I felt like a drink and this is what I got! My other poison: Gin & Tonic.
My pizza was very tasty – life is good. This is all I can say. Simple pleasures make all the difference when they are consumed consciously and savoured in the context of the overall situation.
I’m back on the road for the last 60km just before the sun sets behind the alps – dramatic views and me pretty proud of my consumption today – my charge situation is going to be much less dramatic than I expected it to be.
I start climbing slowly towards the Simplon – another pass TW560 hasn’t been yet. Gondo is on the other side of the Simplon pass, far in geographically Italian territory but – somehow – is still Switzerland.
After another hour I make it to the Italian border…
And to the Swiss border. Gondo is just a few hundred metres behind the border…as is my hotel.
The hotel happily provides me with a plug for the 14.5kWh I’ll be needing to get back home the next day.
A first drink is in order – the hotel itself was spared in 2000 … just. The building in front of it was pushed over and acted as a barrier. In the photo below, both buildings on the left were destroyed and had to be rebuilt.
The hills around the village are impressive. Vertical drops from hundreds of metres above. Super impressive.
The restaurant/hotel combo was like a throwback to the 70’s – shared bathroom and toilets and super-simple rooms. All squeaky-clean and comfortable. Managed by two young guys this place exudes charm and the love going into the place can be seen and felt everywhere.
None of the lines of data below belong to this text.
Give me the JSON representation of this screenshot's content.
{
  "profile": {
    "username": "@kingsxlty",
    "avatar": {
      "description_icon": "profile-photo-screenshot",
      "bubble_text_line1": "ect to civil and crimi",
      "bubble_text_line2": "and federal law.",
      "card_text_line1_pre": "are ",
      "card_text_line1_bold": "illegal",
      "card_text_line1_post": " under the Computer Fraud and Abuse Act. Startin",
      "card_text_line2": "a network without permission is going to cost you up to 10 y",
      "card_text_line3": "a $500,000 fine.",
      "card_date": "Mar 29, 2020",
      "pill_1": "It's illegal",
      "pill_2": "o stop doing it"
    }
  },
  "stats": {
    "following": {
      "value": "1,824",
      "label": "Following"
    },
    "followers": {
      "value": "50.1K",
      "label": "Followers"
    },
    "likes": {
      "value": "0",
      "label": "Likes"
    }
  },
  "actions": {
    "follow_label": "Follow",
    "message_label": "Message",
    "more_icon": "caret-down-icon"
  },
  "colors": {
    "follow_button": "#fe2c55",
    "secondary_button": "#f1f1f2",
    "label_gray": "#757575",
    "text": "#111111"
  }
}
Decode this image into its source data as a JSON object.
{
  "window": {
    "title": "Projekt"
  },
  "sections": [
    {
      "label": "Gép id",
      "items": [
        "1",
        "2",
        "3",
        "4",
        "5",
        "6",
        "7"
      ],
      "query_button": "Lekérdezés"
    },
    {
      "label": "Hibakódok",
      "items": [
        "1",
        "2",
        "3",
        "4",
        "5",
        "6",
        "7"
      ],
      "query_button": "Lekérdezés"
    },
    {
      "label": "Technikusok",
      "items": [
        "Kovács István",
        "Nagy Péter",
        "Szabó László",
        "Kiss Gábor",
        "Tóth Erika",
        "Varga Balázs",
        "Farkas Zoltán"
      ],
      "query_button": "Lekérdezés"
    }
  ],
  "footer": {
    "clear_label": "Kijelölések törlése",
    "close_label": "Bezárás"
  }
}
I’m tired and am looking forward to my last night away on vacation before returning home tomorrow.